But Johnson is the real thing, which you slowly come to realize as you watch this amazing documentary. His work dealt in the funny, shifting margin between art and life, the one perfectly embodied in the series of collages Johnson made with Lucky Strike packs and magazine images (why the art patrons at Lucky Strike haven't made use of this is beyond me but, I suppose, also a relief) and mailed to a friend in exchange for the haikus the friend wrote every morning as he walked across the Brooklyn Bridge. Or in how he badgered his collectors with detailed outlines for complicated transactions, for works he would continue to alter, with a new price after every alteration. Or in frustrating his dealer with a proposal to mount a gallery show of "nothing" ("We could do nothing if we were downtown," his dealer says dryly, "but uptown we can't do nothing"). Johnson lived art--every transaction was included in this definition, up to and possibly including his death in 1995.
John W. Walter's film includes interviews with Johnson's famous contemporaries and acquaintances--James Rosenquist, Christo, Morton Janklow, Billy Name--all of whom have stories about the idiosyncratic Johnson, all of which stories both do and don't add up to a whole. He remains elusive, but grows more fascinating with each tale--with how he discovered the loophole in MoMA's collecting policy, for example. This is a self-portrait that Johnson would have loved: oddball, indirect, suspicious, and sublime. EMILY HALL
dir. David Mackenzie
Opens Fri April 30.
Much of the driving force in the new Ewan McGregor drama Young Adam hinges not on seeing McGregor's modestly-sized penis or his frustrated, unquenchable kinkiness (both of which lend this movie its NC-17 rating), but on what should be guilty erotic excitement surrounding nearly every sexual coupling in the film.

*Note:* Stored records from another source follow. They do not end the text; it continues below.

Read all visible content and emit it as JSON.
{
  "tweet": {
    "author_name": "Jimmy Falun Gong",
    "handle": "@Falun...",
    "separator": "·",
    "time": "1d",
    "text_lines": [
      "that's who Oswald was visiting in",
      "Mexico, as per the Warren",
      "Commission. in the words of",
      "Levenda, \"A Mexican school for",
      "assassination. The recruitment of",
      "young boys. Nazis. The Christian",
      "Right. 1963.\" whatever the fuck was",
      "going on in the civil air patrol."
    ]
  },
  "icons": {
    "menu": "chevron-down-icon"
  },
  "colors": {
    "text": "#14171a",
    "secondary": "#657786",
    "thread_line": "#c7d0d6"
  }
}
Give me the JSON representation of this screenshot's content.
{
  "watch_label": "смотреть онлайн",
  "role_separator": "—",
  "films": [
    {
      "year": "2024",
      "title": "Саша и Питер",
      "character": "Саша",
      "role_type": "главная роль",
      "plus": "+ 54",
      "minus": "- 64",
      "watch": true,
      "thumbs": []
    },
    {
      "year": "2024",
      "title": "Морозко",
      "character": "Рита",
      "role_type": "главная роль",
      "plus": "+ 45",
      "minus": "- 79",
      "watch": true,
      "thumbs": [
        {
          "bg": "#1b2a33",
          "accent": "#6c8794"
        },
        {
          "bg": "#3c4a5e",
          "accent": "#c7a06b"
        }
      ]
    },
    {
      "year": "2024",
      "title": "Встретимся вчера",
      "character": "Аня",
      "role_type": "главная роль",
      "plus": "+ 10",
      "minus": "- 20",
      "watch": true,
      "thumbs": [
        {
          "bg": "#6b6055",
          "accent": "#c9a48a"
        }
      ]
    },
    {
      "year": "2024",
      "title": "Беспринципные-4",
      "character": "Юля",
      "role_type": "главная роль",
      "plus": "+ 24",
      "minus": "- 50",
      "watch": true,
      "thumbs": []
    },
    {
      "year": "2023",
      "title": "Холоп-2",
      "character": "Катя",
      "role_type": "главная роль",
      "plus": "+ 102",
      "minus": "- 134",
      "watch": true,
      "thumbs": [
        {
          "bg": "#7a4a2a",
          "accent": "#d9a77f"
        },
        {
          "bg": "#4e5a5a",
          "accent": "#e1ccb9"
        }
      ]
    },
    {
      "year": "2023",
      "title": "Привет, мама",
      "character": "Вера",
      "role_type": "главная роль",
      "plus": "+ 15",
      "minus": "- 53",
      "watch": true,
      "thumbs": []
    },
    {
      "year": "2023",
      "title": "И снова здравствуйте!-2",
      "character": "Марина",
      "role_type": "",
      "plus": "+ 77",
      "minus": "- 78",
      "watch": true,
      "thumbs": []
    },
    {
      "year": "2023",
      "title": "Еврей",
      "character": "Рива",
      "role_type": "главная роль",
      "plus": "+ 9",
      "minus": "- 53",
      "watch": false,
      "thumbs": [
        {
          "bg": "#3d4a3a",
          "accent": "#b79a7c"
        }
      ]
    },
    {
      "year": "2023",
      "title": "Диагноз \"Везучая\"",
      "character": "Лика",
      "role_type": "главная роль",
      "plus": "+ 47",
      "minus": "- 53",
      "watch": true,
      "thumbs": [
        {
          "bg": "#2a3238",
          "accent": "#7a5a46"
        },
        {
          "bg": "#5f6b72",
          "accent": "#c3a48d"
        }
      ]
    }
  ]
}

Set near Glasgow some time after World War II, the movie follows Joe (McGregor), a James Dean-esque character smoldering with secrets and sexual desire, through his tangled life as a coal merchant. He starts the film working for a couple, Ella and Les (a ragged-looking Tilda Swinton and Peter Mullan), in their cramped barge/home with their young son, doing a hard day's labor without any outlets to let off steam, as it were. With all the claustrophobic shots of the confines in which the four live (scenes set in bedroom quarters the size of broom closets, giving every action a dark foreshadowing of a looming reaction) you know it's only a matter of time before libidos flare and the living/working structure they've all set up catches fire.
The compression of desire, enhanced by wanting badly what one can't have and then taking it anyway, makes for some incredibly hot sex scenes--if only Swinton didn't look like such a wilted weed the whole time. But the real problem is that Young Adam (based on the book by Alexander Trocchi) builds up a steamy focal point for the movie, only to shift to something broader that never seems to pull the same weight. The other narrative strand stems from a woman's dead body Joe and Les pull from the river, one that may be connected back to one of them. As the story further unfolds, Joe comes across as a man constantly getting himself into guilty encounters (humiliating one girlfriend, cheating on another), but instead of really examining that coal-like compression of fear, sexual drive, and anxiety, the film just drifts like an observant lens across them, leaving a story that bobs along the surface like the woman's corpse that provides its central mystery. JENNIFER MAERZ